Tobias Bannan died in April 1915 and was succeeded by his son George (1890-1944), whose versatility evidently matched his father's: Undertaker, Building Contractor and General merchant. Wood and Metal Pumps supplied. Saw Mills, All sorts of Joinery, Plumbing of all descriptions. His mother Maria died in 1933.

Tobias's son Richard and his wife Elizabeth née Cullen had a small orchestra which, before the advent of the 'talkies', provided the music in the local Electric Cinema. They later lived in Grattan Street and their family became noted for their musical ability. From 1924, in premises leased from my grand-aunt, Richard ran 'Bannan’s Hall’, a dancehall in what is today the Reliable House Furnishers building in Station Road2. Throughout the 1940’s, 50's and '60's, his son Toby led a very popular Danceband (Featuring Electric Hawaiian Guitar) and, in the 1950's, his wife Frances ran a School of Dancing, offering Expert Tuition in Classical Ballet, Traditional Irish Dancing, Tap, Acrobatic and Troupe Work. His sister Marie was an accomplished pianist and at, one stage, his brother Fred, a Housing Officer with Westminster City Council, was organist in St Aloysius Church near Euston Station in London. I like to imagine that his music gave some comfort to homesick compatriots newly arrived from Holyhead and living in coldwater flats in nearby Camden Town. On his eventual return to Portlaoise, Fred also played in the Parish Church. He died in November 2002.

In 1950, brothers Peter and Charlie Keegan bought No. 16 and the Bannan family moved into No. 17. Six years later, Charlie bought the pub - formerly Kearney's Crystal Bar - in Lower Main Street that still bears his name today. In the Market Square, Peter also sold agricultural equipment from the rere of his premises (1957 newspaper ad: Buy a cocklifter – the implement with everyday uses on the farm) and, in 1963, after taking took over Bannan's Undertaking, business he bought No. 17. After he combined the two buildings the local newspaper poured lavish praise on the 'citified appearance' of the refurbishment. Peter Keegan was eventually succeeded as both Publican and Undertaker by his son Matthew. In 2008, the business became Coppers Late Bar. In August 2015, Coppers relocated to the rear of the premises to be replaced by The Market House facing in to the Square. In fairly quick succession, this was renamed Club M, Manhattan Mixer and, believe it or not, Coppers again.

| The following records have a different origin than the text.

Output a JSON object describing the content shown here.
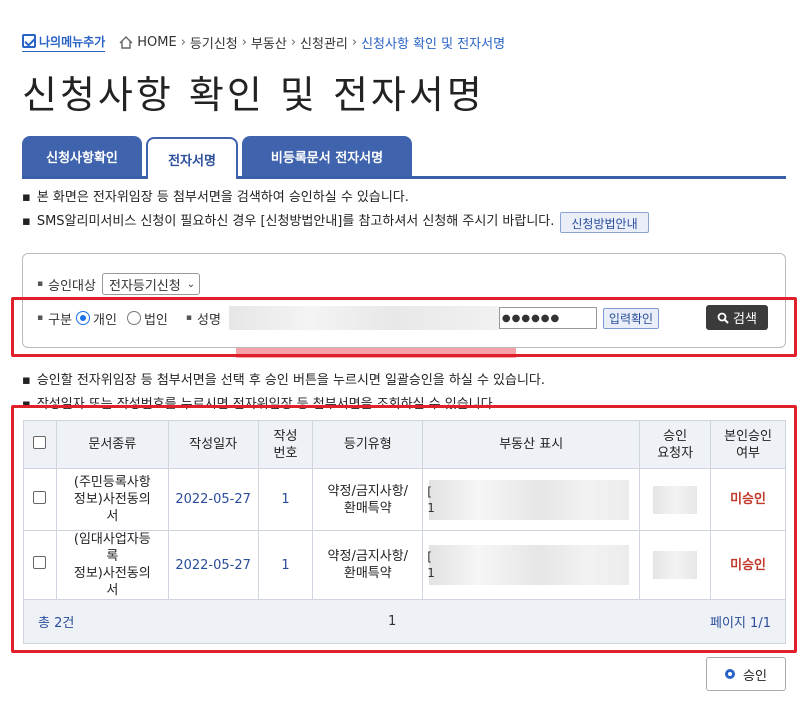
{
  "topbar": {
    "my_menu": "나의메뉴추가",
    "crumbs": [
      "HOME",
      "등기신청",
      "부동산",
      "신청관리"
    ],
    "current": "신청사항 확인 및 전자서명"
  },
  "page_title": "신청사항 확인 및 전자서명",
  "tabs": [
    {
      "label": "신청사항확인",
      "active": false
    },
    {
      "label": "전자서명",
      "active": true
    },
    {
      "label": "비등록문서 전자서명",
      "active": false
    }
  ],
  "notes_top": [
    "본 화면은 전자위임장 등 첨부서면을 검색하여 승인하실 수 있습니다.",
    "SMS알리미서비스 신청이 필요하신 경우 [신청방법안내]를 참고하셔서 신청해 주시기 바랍니다."
  ],
  "guide_button": "신청방법안내",
  "search": {
    "target_label": "승인대상",
    "target_value": "전자등기신청",
    "division_label": "구분",
    "radio_individual": "개인",
    "radio_corporate": "법인",
    "name_label": "성명",
    "password_mask": "●●●●●●",
    "confirm_button": "입력확인",
    "search_button": "검색"
  },
  "notes_bottom": [
    "승인할 전자위임장 등 첨부서면을 선택 후 승인 버튼을 누르시면 일괄승인을 하실 수 있습니다.",
    "작성일자 또는 작성번호를 누르시면 전자위임장 등 첨부서면을 조회하실 수 있습니다."
  ],
  "table": {
    "headers": [
      "문서종류",
      "작성일자",
      "작성\n번호",
      "등기유형",
      "부동산 표시",
      "승인\n요청자",
      "본인승인\n여부"
    ],
    "rows": [
      {
        "doc": "(주민등록사항\n정보)사전동의\n서",
        "date": "2022-05-27",
        "num": "1",
        "type": "약정/금지사항/\n환매특약",
        "addr": "[\n1",
        "status": "미승인"
      },
      {
        "doc": "(임대사업자등\n록\n정보)사전동의\n서",
        "date": "2022-05-27",
        "num": "1",
        "type": "약정/금지사항/\n환매특약",
        "addr": "[\n1",
        "status": "미승인"
      }
    ]
  },
  "footer": {
    "total": "총 2건",
    "page_index": "1",
    "page_label": "페이지 1/1"
  },
  "approve_button": "승인"
}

One person I spoke to recalled how, half a century ago, he was regularly sent to Keegan's 'for a message' . Down along the narrow corridor past the chatter in the pub, to the grocery at the rere, where he placed his order for three slices of ham for his mother and a bottle of stout for his granny.


1 Up to the 1960's, there was a newsagent's kiosk - at one stage, run by Eason's - at the station. It was a favourite haunt of young lads from Station Road and Coote Street who could get their eager hands on The Hotspur or The Victor "hot off the train" and, crucially, before they were delivered to the shops "up the town".

2 In the 1950's, the hall was also the venue of Cully's Bazaar, run by Jim Cully from Tipperary, ex-professional boxer and the Tallest Man in Ireland who, according to local legend, drove his Mercedes from the back seat. (I can vouch for his altitude but not his motoring technique.) The Bazaar's attractions included Pongo (a forerunner of Bingo), £30 in Balloons, a rifle range, and Lulu who "presents bigger and better prizes"! Roll Up! Roll Up!